## ENTRIES PROVIDED
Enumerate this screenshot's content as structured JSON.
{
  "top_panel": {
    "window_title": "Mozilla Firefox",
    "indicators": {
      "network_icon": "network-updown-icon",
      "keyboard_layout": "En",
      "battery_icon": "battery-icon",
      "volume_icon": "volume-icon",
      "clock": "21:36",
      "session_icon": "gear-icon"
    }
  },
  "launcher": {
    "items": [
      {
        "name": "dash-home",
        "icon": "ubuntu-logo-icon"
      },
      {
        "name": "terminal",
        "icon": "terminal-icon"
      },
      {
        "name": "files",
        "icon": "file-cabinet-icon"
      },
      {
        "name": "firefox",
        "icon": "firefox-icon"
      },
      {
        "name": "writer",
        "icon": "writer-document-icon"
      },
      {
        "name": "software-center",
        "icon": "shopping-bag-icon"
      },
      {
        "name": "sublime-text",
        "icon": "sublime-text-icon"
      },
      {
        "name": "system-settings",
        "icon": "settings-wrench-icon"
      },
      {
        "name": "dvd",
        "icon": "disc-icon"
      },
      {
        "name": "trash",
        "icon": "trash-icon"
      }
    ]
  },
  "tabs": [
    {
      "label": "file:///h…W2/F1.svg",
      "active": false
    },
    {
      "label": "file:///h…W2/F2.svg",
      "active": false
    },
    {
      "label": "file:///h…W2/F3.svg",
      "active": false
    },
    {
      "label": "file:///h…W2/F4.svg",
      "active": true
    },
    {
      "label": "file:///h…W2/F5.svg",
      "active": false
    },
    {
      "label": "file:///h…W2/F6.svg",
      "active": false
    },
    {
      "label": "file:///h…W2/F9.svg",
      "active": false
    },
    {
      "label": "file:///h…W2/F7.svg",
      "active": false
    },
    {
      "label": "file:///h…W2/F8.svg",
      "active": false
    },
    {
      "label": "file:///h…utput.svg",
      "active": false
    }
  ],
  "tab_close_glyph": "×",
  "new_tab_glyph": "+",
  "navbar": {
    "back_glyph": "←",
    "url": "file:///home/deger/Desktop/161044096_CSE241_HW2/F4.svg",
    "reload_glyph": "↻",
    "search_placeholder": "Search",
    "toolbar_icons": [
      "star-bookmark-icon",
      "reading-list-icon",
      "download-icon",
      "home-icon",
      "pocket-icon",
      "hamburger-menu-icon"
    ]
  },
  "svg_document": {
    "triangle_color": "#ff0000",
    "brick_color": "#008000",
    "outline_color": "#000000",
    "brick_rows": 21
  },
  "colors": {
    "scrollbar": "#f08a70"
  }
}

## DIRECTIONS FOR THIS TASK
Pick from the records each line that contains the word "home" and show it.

## TASK RESULT
        "name": "dash-home",
    "url": "file:///home/deger/Desktop/161044096_CSE241_HW2/F4.svg",
      "home-icon",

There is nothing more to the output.